With the year rapidly running to a close it’s time to look at what 2015 might bring us economically.
Looking at 2014 we can see how difficult such predictions are with even the experts getting things wrong.
Last year the Australian Business Economists Executive Committee, (ABEEC) made up of some of the country’s top economists, was expecting a mildly positive year on the stock market with rises of 4.5 per cent and the S&P/ASX 200 predicted to close at 5574 points.
As it turned out the year has been volatile with the market gaining only a few points.
At the beginning of the year the S&P/ASX 200 index stood at 5320 points and as the year closed it is around 5400 points, a gain of only 1.5 per cent.
There’s still plenty of disagreement about the outlook for shares in 2015.
Peter Quinton, research director with stockbrokers Bell Potter, is expecting the market to be at 5850 this time next year and describes his view as “close to the upper end of consensus.”

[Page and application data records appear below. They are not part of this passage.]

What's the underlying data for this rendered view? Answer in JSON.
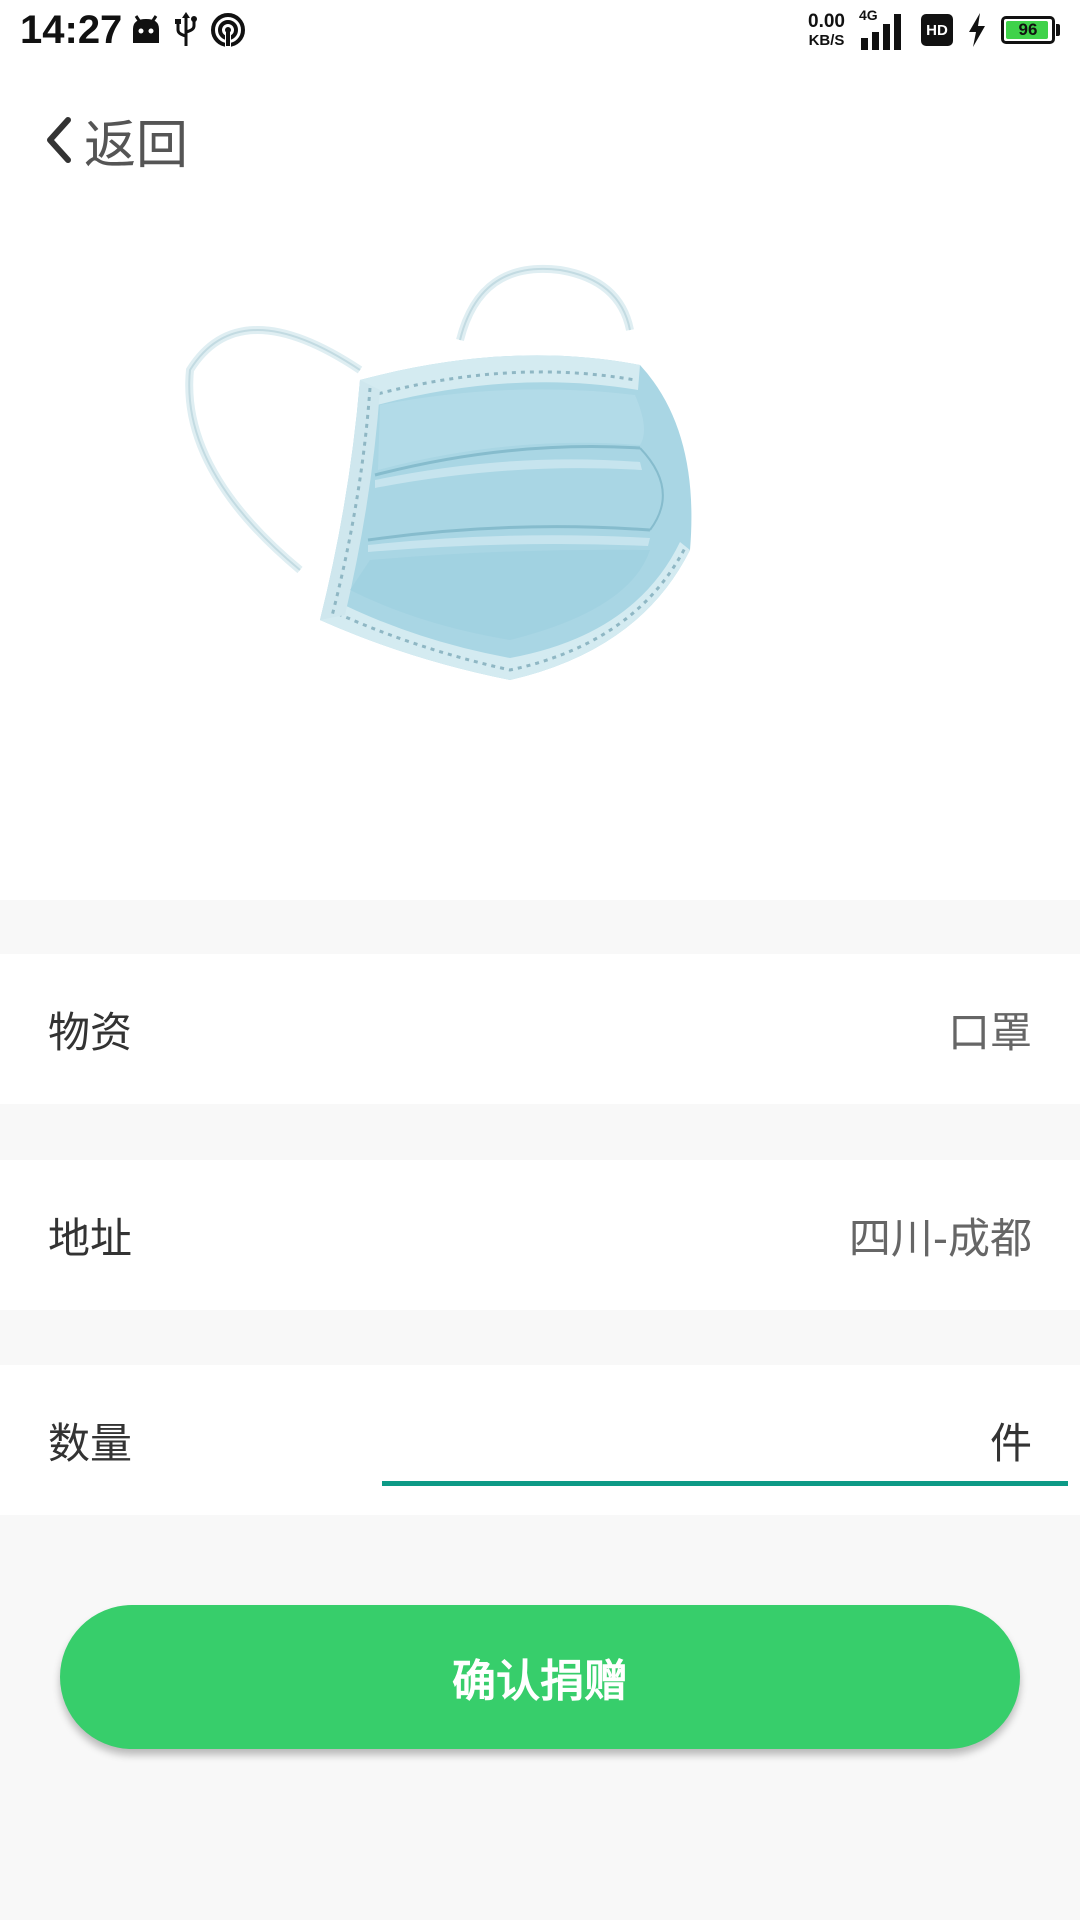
{
  "status_bar": {
    "time": "14:27",
    "net_speed_value": "0.00",
    "net_speed_unit": "KB/S",
    "network_type": "4G",
    "hd_label": "HD",
    "battery_level": "96",
    "battery_fraction": 0.96,
    "icons": [
      "android-icon",
      "usb-icon",
      "hotspot-icon",
      "signal-icon",
      "charging-icon",
      "battery-icon"
    ]
  },
  "header": {
    "back_label": "返回",
    "back_icon": "chevron-left-icon"
  },
  "product": {
    "image": "surgical-mask-image"
  },
  "form": {
    "material": {
      "label": "物资",
      "value": "口罩"
    },
    "address": {
      "label": "地址",
      "value": "四川-成都"
    },
    "quantity": {
      "label": "数量",
      "value": "",
      "unit": "件"
    }
  },
  "actions": {
    "confirm_label": "确认捐赠"
  },
  "colors": {
    "primary_button": "#37ce6b",
    "input_underline": "#0d9a86",
    "page_background": "#f8f8f8"
  }
}
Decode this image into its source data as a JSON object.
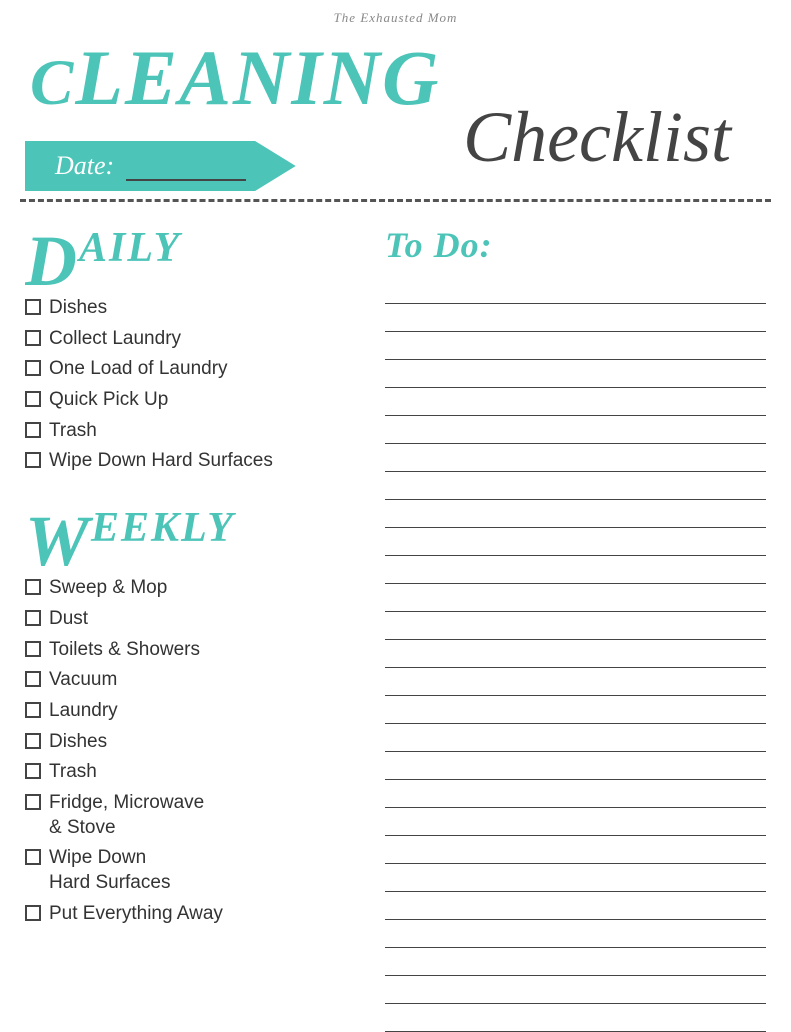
{
  "site_name": "The Exhausted Mom",
  "title_cleaning": "CLEANING",
  "title_checklist": "Checklist",
  "date_label": "Date:",
  "sections": {
    "daily": {
      "label": "Daily",
      "items": [
        "Dishes",
        "Collect Laundry",
        "One Load of Laundry",
        "Quick Pick Up",
        "Trash",
        "Wipe Down Hard Surfaces"
      ]
    },
    "weekly": {
      "label": "Weekly",
      "items": [
        "Sweep & Mop",
        "Dust",
        "Toilets & Showers",
        "Vacuum",
        "Laundry",
        "Dishes",
        "Trash",
        "Fridge, Microwave & Stove",
        "Wipe Down Hard Surfaces",
        "Put Everything Away"
      ]
    },
    "todo": {
      "label": "To Do:",
      "line_count": 27
    }
  }
}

The economy will be flat and he sees “nothing to excite ” on the horizon so he advises investors to spread their money across all sectors of the market.
James Lennon of advisory group Fat Prophets is far more optimistic, targeting 6200 at the end of 2015 for the S&P/ASX 200.
That will be driven by “some recovery in commodity prices” with falls in the Australian dollar and interest rates also giving the economy a boost.
“The US economy should continue to improve which will be good for China and commodity prices,” Mr Lennon said.
Credit Suisse falls in the middle predicting a 6000 market index but no growth in earnings per share in a flat economy.
The housing markets have been running very hot in recent times but that should slow considerably in 2015.
Robert Mellor, property analyst with research group BIS Shrapnel, says price rises in Sydney should ease to between five and six per cent next year.
That comes off stellar rises of 12 to 13 per cent in 2014 and 14.5 per cent in 2013.
In Melbourne the apartment market is likely to soften when perhaps as many as 10,000 excess apartments come onto the market through 2015, Mr Mellor says.
But detached housing prices should rise three per cent after making gains of between five and six per cent in 2014 and 10 per cent in 2013.
Property prices have outstripped BIS Shrapnel’s expectations with Mr Mellor saying “we expected Sydney prices to rise between 20 and 25 per cent over three years but they’ve risen 25 to 30 per cent over two years.”
Interest rates look like remaining at record lows with no commentators calling a rise in 2015 but a number, including Mr Lennon and some of the major banks, believing there will be one or even two cuts next year as the economy weakens and unemployment rises.
That could see rates fall as low as two per cent but the Reserve Bank of Australia has been hosing such predictions down saying
ABEEC was spot on with its interest rate prediction for 2014 interest rates tipping the cash rate would be at 2.5 per cent at year’s end and that’s where it is.
But with unemployment they were a bit on the optimistic side tipping 5.8 per cent while the figure now is 6.3 per cent.
BIS Schrapnel analyst Richard Robinson says he expects unemployment to rise to 6.5 per cent in 2015 and GDP growth to fall from 2.7 per cent currently to 2.4 per cent.